And much-maligned millennials, with their hipster predilections, actually make for adventurous customers. "They want that constant exploration. People always want to be the one sharing their finds" - not least on social media, he adds.
As Distilled's Ms Goh puts it: "Nowadays, people want to know what goes into their drinks."
There will always be drinkers who do not discriminate, she acknowledges: "There needs to be that segment for the business to survive."
But there is undeniably a growing pool of tipplers who care. "Some will now specify the kind of gin and tonic they want... As long as they can see what brand is in there, they know, 'Okay, that's why I'm paying S$23'."
Nor is it a question of snootiness, or style over substance. The difference between a mainstream tequila brand and an artisanal small-batch tequila - one that would be ruined by lime and salt - is concrete and obvious: "You're going to have different mornings after," she quips.
Ms Goh sees a parallel to the craft coffee movement. "I think the craft coffee scene has helped the craft cocktail scene. People used to go, 'What's craft? Why am I paying S$5, S$6 for a cup of coffee?' "
"You've trained the customer into thinking in a certain way."
Drinking, previously confined to the bar or club, has also become more a part of everyday life, as EuroCham's Mr Besana point out. His own East Coast neighbourhood is full of "little restaurants, little corner cafes (where) you walk by on the weekend and there're people having drinks, either spirits or beer… There's a general kind of change in the trends of consumption."
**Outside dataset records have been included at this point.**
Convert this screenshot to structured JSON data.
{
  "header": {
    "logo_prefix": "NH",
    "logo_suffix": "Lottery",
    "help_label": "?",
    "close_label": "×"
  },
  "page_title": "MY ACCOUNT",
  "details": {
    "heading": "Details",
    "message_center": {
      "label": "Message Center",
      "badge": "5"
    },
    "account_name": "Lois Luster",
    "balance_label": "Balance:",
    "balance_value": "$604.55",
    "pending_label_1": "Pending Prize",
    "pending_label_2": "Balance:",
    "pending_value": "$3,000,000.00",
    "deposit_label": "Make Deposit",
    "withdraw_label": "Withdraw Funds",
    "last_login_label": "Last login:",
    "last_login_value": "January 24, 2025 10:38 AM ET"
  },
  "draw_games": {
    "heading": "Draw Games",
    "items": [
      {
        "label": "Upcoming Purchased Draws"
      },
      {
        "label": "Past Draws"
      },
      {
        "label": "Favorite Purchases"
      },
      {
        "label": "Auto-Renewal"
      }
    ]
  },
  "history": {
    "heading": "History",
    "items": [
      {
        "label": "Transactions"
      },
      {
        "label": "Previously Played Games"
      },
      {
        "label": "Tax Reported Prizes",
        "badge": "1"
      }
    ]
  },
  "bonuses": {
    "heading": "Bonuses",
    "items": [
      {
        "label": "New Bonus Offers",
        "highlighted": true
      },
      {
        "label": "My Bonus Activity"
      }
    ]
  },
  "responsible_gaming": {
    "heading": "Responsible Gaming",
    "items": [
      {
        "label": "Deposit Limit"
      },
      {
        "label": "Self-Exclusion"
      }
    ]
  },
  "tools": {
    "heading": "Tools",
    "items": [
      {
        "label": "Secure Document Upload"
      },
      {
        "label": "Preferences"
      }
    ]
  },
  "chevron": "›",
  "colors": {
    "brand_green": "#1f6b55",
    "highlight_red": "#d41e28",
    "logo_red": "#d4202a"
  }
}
At kult kafe on Emily Hill on a drizzly Friday night, young children run around a green lawn while their parents kick back with beers. Yet behind the bar are craft gins such as Sipsmith and Monkey 47; and on the menu, far-fetched concoctions involving gula melaka or sambal belacan.
Co-owner Zac Mirza refuses to limit his establishment with labels such as "cocktail bar" or "beer bar", and draws a line between himself and stuffier outfits for the office set. Yet, he is no less serious in his mixology.
In 2000, the then-23-year-old was crowned Singapore's Bartender of the Millennium, winning a bottle of Beefeater gin, S$500 cash and an all-expenses-paid trip to London to represent Singapore at the Beefeater International Bartenders Competition 2000. It ended up being a much longer journey that took his bartending skills across Europe.
"Singapore back then only had so much to offer in terms of spirits," he recalls. Europe was a "more advanced landscape".
Yet, Singapore eventually wooed him back: first to set up bar consultancy Bartistry 10 years ago, before he set off again; then more permanently three years ago, when he started kult kafe.
His chilled-out, family-friendly space is proof that craft spirits do not have to be limited to hipster spots and speakeasies. Or as he puts it: "We're unpretentious, but we can still serve you the serious stuff."